it.tidalwave.imageio jrawio-all- 1.5.1-SNAPSHOT+ 2.0.0.ALPHA-SNAPSHOT
Then I committed:
[Mistral:Projects/jrawio/src] fritz% hg commit -m "Changed version in poms." [Mistral:Projects/jrawio/src] fritz% grep "^
Not that everything is still on my laptop. I can confirm that with this command:
[Mistral:Projects/jrawio/src] fritz% hg outgoing comparing with https://kenai.com/hg/jrawio~src searching for changes changeset: 291:a9bd843b7d86 branch: 2.0 tag: tip user: fabriziogiudici
date: Sun Jul 26 13:59:58 2009 +0200 summary: Changed version in poms. changeset: 290:6f5c11c29a31 branch: 2.0 user: fabriziogiudici date: Sat Jul 25 22:42:28 2009 +0200 summary: Created branch 2.0

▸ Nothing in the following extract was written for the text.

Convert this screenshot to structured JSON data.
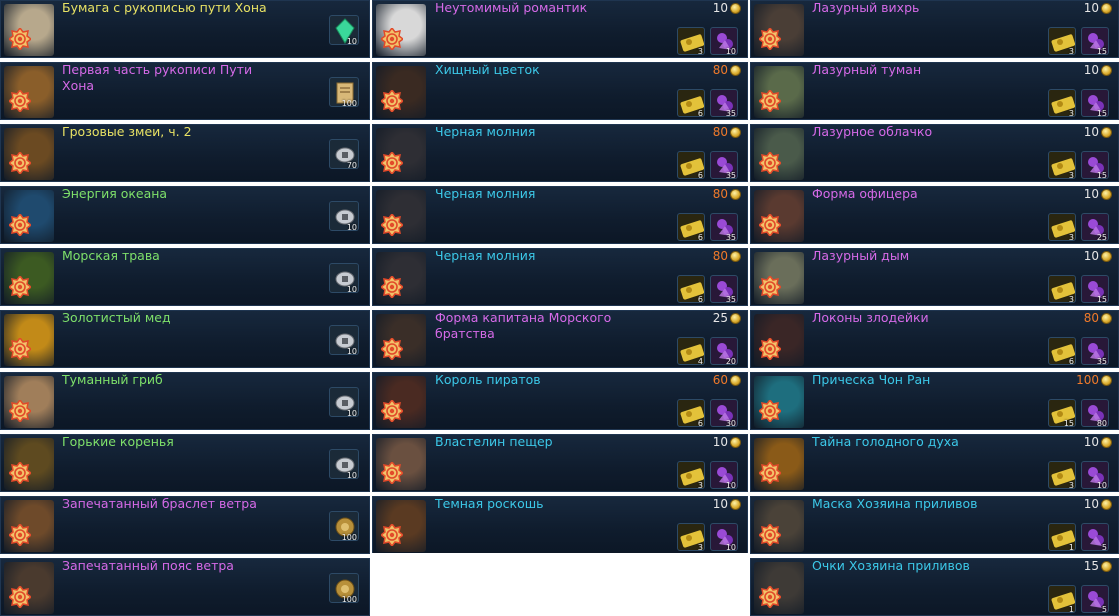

To sync the primary repo I ran:
[Mistral:Projects/jrawio/src] fritz% hg push pushing to https://kenai.com/hg/jrawio~src searching for changes adding changesets adding manifests adding file changesadded 2 changesets with 3 changes to 3 files [Mistral:Projects/jrawio/src] fritz% hg outgoing comparing with https://kenai.com/hg/jrawio~src searching for changes no changes found
Now, I can switch back and forth between the new branch and the default one (it's called default in Mercurial jargon):
[Mistral:Projects/jrawio/src] fritz% hg update -c default 3 files updated, 0 files merged, 0 files removed, 0 files unresolved [Mistral:Projects/jrawio/src] fritz% grep "^
1.5.1-SNAPSHOT[Mistral:Projects/jrawio/src] fritz% hg update -c 2.0 3 files updated, 0 files merged, 0 files removed, 0 files unresolved [Mistral:Projects/jrawio/src] fritz% grep "^ 2.0.0.ALPHA-SNAPSHOT
Last but not least, Mercurial gives you a very high level of control of the repository. For instance, sometimes it happens that you're going to do a large refactoring, so complex that you have to split it into parts because you want to check every step - and eventually make a "savepoint" out of it by committing frequently. The pitfall of this approach is that you get multiple commits for a single logical operation; furthermore, it's possible that during the intermediate commits the code is not compilable at all. Taking advantage of the fact that nothing goes to the primary repository before a "hg push", you can even tweak the local repository so all the commits are merged into a bigger one, comprehensive of all. In the history of the project, thus, your refactoring will appear as a single, atomic operation. Martin Fowler described this technique a few days ago - note how, among other things, the capability of easily creating clones of the local repository makes it possible to experiment and try things before applying changes to the real stuff.